INSTRUCTIONS TO FOLLOW
A word-for-word copy of the data, with no images, is the required answer.

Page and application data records
━━━━━━━━━━

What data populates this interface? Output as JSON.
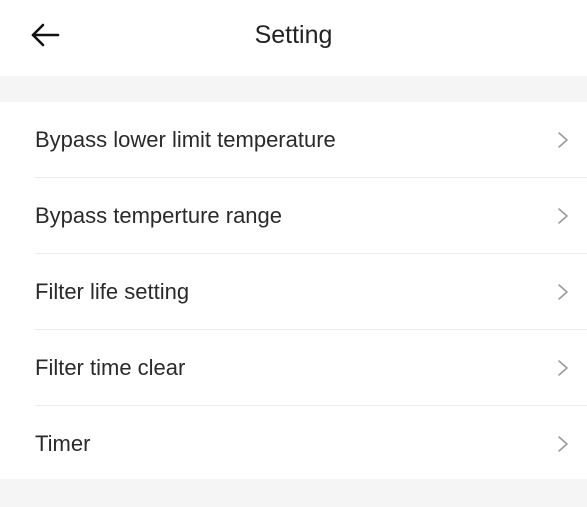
{
  "header": {
    "title": "Setting",
    "back_icon": "arrow-left-icon"
  },
  "settings": {
    "items": [
      {
        "label": "Bypass lower limit temperature",
        "icon": "chevron-right-icon"
      },
      {
        "label": "Bypass temperture range",
        "icon": "chevron-right-icon"
      },
      {
        "label": "Filter life setting",
        "icon": "chevron-right-icon"
      },
      {
        "label": "Filter time clear",
        "icon": "chevron-right-icon"
      },
      {
        "label": "Timer",
        "icon": "chevron-right-icon"
      }
    ]
  },
  "colors": {
    "background": "#ffffff",
    "section_gap": "#f5f5f5",
    "divider": "#ececec",
    "text": "#2a2a2a",
    "chevron": "#9a9a9a"
  }
}
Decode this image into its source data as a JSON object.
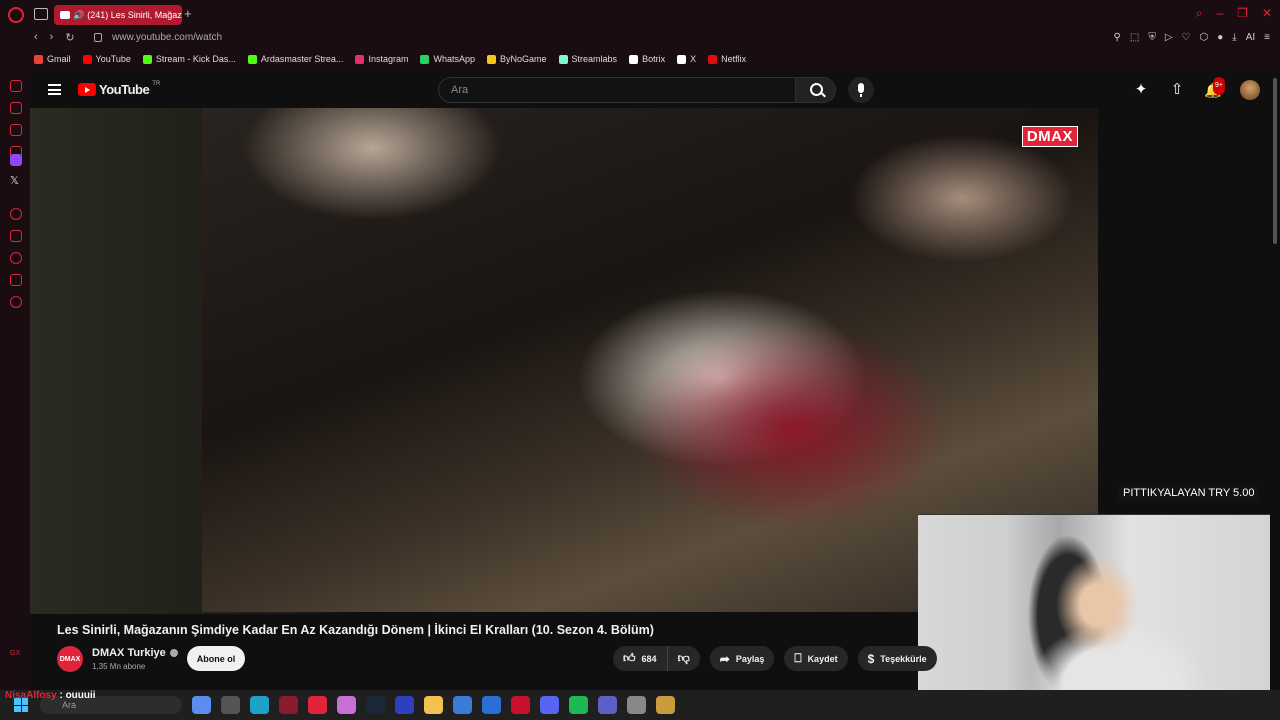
{
  "browser": {
    "tab_title": "(241) Les Sinirli, Mağaz",
    "url": "www.youtube.com/watch",
    "ai_label": "AI",
    "bookmarks": [
      {
        "label": "Gmail",
        "color": "#ea4335"
      },
      {
        "label": "YouTube",
        "color": "#ff0000"
      },
      {
        "label": "Stream - Kick Das...",
        "color": "#53fc18"
      },
      {
        "label": "Ardasmaster Strea...",
        "color": "#53fc18"
      },
      {
        "label": "Instagram",
        "color": "#e1306c"
      },
      {
        "label": "WhatsApp",
        "color": "#25d366"
      },
      {
        "label": "ByNoGame",
        "color": "#f5c518"
      },
      {
        "label": "Streamlabs",
        "color": "#80f5d2"
      },
      {
        "label": "Botrix",
        "color": "#ffffff"
      },
      {
        "label": "X",
        "color": "#ffffff"
      },
      {
        "label": "Netflix",
        "color": "#e50914"
      }
    ]
  },
  "youtube": {
    "logo_text": "YouTube",
    "country_code": "TR",
    "search_placeholder": "Ara",
    "notifications_badge": "9+",
    "video": {
      "channel_watermark": "DMAX",
      "title": "Les Sinirli, Mağazanın Şimdiye Kadar En Az Kazandığı Dönem | İkinci El Kralları (10. Sezon 4. Bölüm)",
      "channel_avatar_text": "DMAX",
      "channel_name": "DMAX Turkiye",
      "subscribers": "1,35 Mn abone",
      "subscribe_label": "Abone ol",
      "likes": "684",
      "share_label": "Paylaş",
      "save_label": "Kaydet",
      "thanks_label": "Teşekkürle"
    }
  },
  "stream_overlay": {
    "donation_text": "PITTIKYALAYAN  TRY 5.00",
    "chat_user": "NisaAlfosy",
    "chat_message": " : ouuuii"
  },
  "taskbar": {
    "search_placeholder": "Ara",
    "apps": [
      {
        "name": "copilot",
        "color": "#5a8dee"
      },
      {
        "name": "task-view",
        "color": "#555555"
      },
      {
        "name": "edge",
        "color": "#1fa2c7"
      },
      {
        "name": "app-red",
        "color": "#8a1a2e"
      },
      {
        "name": "opera-gx",
        "color": "#e0243a"
      },
      {
        "name": "app-multi",
        "color": "#c86fd6"
      },
      {
        "name": "steam",
        "color": "#1b2838"
      },
      {
        "name": "app-blue",
        "color": "#2f3fbf"
      },
      {
        "name": "file-explorer",
        "color": "#f2c14e"
      },
      {
        "name": "store",
        "color": "#3b7bd6"
      },
      {
        "name": "mail",
        "color": "#2a6fd6"
      },
      {
        "name": "app-red-circle",
        "color": "#c8102e"
      },
      {
        "name": "discord",
        "color": "#5865f2"
      },
      {
        "name": "spotify",
        "color": "#1db954"
      },
      {
        "name": "teams",
        "color": "#5b5fc7"
      },
      {
        "name": "app-dial",
        "color": "#888888"
      },
      {
        "name": "league",
        "color": "#c89b3c"
      }
    ]
  }
}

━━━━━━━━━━

ANSWER SECTION
What data populates this interface? Output as JSON.
{
  "header": {
    "title": "Setting",
    "back_icon": "arrow-left-icon"
  },
  "settings": {
    "items": [
      {
        "label": "Bypass lower limit temperature",
        "icon": "chevron-right-icon"
      },
      {
        "label": "Bypass temperture range",
        "icon": "chevron-right-icon"
      },
      {
        "label": "Filter life setting",
        "icon": "chevron-right-icon"
      },
      {
        "label": "Filter time clear",
        "icon": "chevron-right-icon"
      },
      {
        "label": "Timer",
        "icon": "chevron-right-icon"
      }
    ]
  },
  "colors": {
    "background": "#ffffff",
    "section_gap": "#f5f5f5",
    "divider": "#ececec",
    "text": "#2a2a2a",
    "chevron": "#9a9a9a"
  }
}
Decode this image into its source data as a JSON object.
{
  "browser": {
    "tab_title": "(241) Les Sinirli, Mağaz",
    "url": "www.youtube.com/watch",
    "ai_label": "AI",
    "bookmarks": [
      {
        "label": "Gmail",
        "color": "#ea4335"
      },
      {
        "label": "YouTube",
        "color": "#ff0000"
      },
      {
        "label": "Stream - Kick Das...",
        "color": "#53fc18"
      },
      {
        "label": "Ardasmaster Strea...",
        "color": "#53fc18"
      },
      {
        "label": "Instagram",
        "color": "#e1306c"
      },
      {
        "label": "WhatsApp",
        "color": "#25d366"
      },
      {
        "label": "ByNoGame",
        "color": "#f5c518"
      },
      {
        "label": "Streamlabs",
        "color": "#80f5d2"
      },
      {
        "label": "Botrix",
        "color": "#ffffff"
      },
      {
        "label": "X",
        "color": "#ffffff"
      },
      {
        "label": "Netflix",
        "color": "#e50914"
      }
    ]
  },
  "youtube": {
    "logo_text": "YouTube",
    "country_code": "TR",
    "search_placeholder": "Ara",
    "notifications_badge": "9+",
    "video": {
      "channel_watermark": "DMAX",
      "title": "Les Sinirli, Mağazanın Şimdiye Kadar En Az Kazandığı Dönem | İkinci El Kralları (10. Sezon 4. Bölüm)",
      "channel_avatar_text": "DMAX",
      "channel_name": "DMAX Turkiye",
      "subscribers": "1,35 Mn abone",
      "subscribe_label": "Abone ol",
      "likes": "684",
      "share_label": "Paylaş",
      "save_label": "Kaydet",
      "thanks_label": "Teşekkürle"
    }
  },
  "stream_overlay": {
    "donation_text": "PITTIKYALAYAN  TRY 5.00",
    "chat_user": "NisaAlfosy",
    "chat_message": " : ouuuii"
  },
  "taskbar": {
    "search_placeholder": "Ara",
    "apps": [
      {
        "name": "copilot",
        "color": "#5a8dee"
      },
      {
        "name": "task-view",
        "color": "#555555"
      },
      {
        "name": "edge",
        "color": "#1fa2c7"
      },
      {
        "name": "app-red",
        "color": "#8a1a2e"
      },
      {
        "name": "opera-gx",
        "color": "#e0243a"
      },
      {
        "name": "app-multi",
        "color": "#c86fd6"
      },
      {
        "name": "steam",
        "color": "#1b2838"
      },
      {
        "name": "app-blue",
        "color": "#2f3fbf"
      },
      {
        "name": "file-explorer",
        "color": "#f2c14e"
      },
      {
        "name": "store",
        "color": "#3b7bd6"
      },
      {
        "name": "mail",
        "color": "#2a6fd6"
      },
      {
        "name": "app-red-circle",
        "color": "#c8102e"
      },
      {
        "name": "discord",
        "color": "#5865f2"
      },
      {
        "name": "spotify",
        "color": "#1db954"
      },
      {
        "name": "teams",
        "color": "#5b5fc7"
      },
      {
        "name": "app-dial",
        "color": "#888888"
      },
      {
        "name": "league",
        "color": "#c89b3c"
      }
    ]
  }
}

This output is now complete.